Is it ever worth suing a startup that has no money left and is clearly about to go under?


I’m an amateur angel. I put money into a tech startup, and the CEO spent the money on “personal” travel and other questionable things. I don’t think what he did was ethical or good for the business. But is it ever worth suing a startup that has no money left and is clearly about to go under?


Naomi Kokubo

Naomi Kokubo

by Naomi Kokubo, Cofounder of Founders Space

In short, I’d say “No.” You bet on this CEO, and it didn’t pan out the way you expected. I suggest you cut your losses and move on. I wouldn’t waste more time on this company. Also, if the company is almost out of money, you won’t recover anything even if you did win in court. It’s just throwing good money after bad.

Comments & Advice:
  1. Ethan Stone says:

    Naomi is right, generally speaking. The only exception is if the person in question has a lot of his own assets, his conduct was very egregious (i.e. there’s really no argument that he embezzled or otherwise spent company money on personal things), and there’s a significant amount of money involved.
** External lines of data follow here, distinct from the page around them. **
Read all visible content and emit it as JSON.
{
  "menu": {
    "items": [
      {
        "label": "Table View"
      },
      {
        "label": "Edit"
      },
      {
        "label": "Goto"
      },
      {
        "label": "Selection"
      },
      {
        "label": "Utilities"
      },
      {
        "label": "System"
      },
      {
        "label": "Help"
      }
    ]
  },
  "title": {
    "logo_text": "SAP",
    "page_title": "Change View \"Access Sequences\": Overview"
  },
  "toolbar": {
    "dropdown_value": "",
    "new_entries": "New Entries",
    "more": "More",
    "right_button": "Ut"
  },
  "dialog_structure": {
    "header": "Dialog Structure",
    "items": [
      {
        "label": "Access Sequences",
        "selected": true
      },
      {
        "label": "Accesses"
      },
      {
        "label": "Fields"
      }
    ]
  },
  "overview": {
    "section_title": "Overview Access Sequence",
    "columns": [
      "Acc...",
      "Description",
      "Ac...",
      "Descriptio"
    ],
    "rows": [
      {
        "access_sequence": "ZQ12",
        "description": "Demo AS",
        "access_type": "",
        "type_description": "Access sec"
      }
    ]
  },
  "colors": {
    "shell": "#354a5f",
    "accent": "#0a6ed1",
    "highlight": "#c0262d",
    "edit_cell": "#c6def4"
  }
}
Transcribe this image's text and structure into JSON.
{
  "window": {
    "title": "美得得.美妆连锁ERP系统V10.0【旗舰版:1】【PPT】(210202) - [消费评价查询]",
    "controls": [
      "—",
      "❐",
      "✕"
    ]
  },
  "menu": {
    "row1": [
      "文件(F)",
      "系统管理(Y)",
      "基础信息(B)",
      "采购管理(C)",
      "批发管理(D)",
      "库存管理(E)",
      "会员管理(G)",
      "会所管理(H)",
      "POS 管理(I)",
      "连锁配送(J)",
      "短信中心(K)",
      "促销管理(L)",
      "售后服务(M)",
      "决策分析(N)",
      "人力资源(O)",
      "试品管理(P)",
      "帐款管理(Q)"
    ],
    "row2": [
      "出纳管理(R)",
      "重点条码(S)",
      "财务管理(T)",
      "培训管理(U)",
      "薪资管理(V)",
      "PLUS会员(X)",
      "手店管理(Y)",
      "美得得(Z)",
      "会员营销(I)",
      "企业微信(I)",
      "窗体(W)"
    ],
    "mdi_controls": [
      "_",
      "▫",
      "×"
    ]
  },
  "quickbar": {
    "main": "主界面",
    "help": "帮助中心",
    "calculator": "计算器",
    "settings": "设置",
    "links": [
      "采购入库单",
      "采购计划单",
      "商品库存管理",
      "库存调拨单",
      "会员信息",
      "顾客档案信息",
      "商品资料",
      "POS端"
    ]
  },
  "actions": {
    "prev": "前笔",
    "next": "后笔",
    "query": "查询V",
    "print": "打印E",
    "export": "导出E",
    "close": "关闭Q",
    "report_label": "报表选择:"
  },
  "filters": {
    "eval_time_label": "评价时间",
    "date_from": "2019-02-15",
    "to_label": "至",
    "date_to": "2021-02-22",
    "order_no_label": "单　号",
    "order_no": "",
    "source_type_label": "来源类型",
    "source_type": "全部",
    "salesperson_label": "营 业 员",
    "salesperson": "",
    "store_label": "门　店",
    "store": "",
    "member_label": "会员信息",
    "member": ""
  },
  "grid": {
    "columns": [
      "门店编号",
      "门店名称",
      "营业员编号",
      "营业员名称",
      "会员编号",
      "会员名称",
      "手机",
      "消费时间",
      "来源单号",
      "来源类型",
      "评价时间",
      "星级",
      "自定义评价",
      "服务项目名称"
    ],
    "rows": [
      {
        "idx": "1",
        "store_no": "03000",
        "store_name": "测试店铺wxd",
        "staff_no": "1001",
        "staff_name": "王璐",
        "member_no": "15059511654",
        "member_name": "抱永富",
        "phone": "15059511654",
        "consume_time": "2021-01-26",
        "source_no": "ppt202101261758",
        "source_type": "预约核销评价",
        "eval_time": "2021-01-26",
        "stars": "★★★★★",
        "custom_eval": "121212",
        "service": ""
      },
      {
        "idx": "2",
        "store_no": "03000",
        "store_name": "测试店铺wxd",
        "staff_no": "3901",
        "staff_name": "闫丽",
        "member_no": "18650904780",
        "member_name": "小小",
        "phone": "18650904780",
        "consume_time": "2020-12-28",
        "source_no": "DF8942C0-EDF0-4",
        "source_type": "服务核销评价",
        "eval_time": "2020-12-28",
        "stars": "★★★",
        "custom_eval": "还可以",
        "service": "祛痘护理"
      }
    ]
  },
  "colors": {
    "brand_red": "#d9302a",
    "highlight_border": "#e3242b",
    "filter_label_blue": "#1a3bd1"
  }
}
If you have all of those factors, you could bring a “derivative” suit (a suit by a shareholder in the name of the corporation) to try to claw money back from him personally and you might be able to get a decent plaintiffs’ lawyer to take the case on a contingency basis. Bear in mind, however, that it is very tough to succeed with a derivative suit unless you can show pretty clear personal wrongdoing. Stupid and thoughtless mismanagement is not enough. You really need to show actual corruption or, at very least, a glaring conflicts of interest.

    If you think you might have those facts, there’s no reason not to talk it over with a few plaintiffs’ lawyers with good reputations (i.e. who are smart and realistic enough to give you a good evaluation and follow through if they take the case).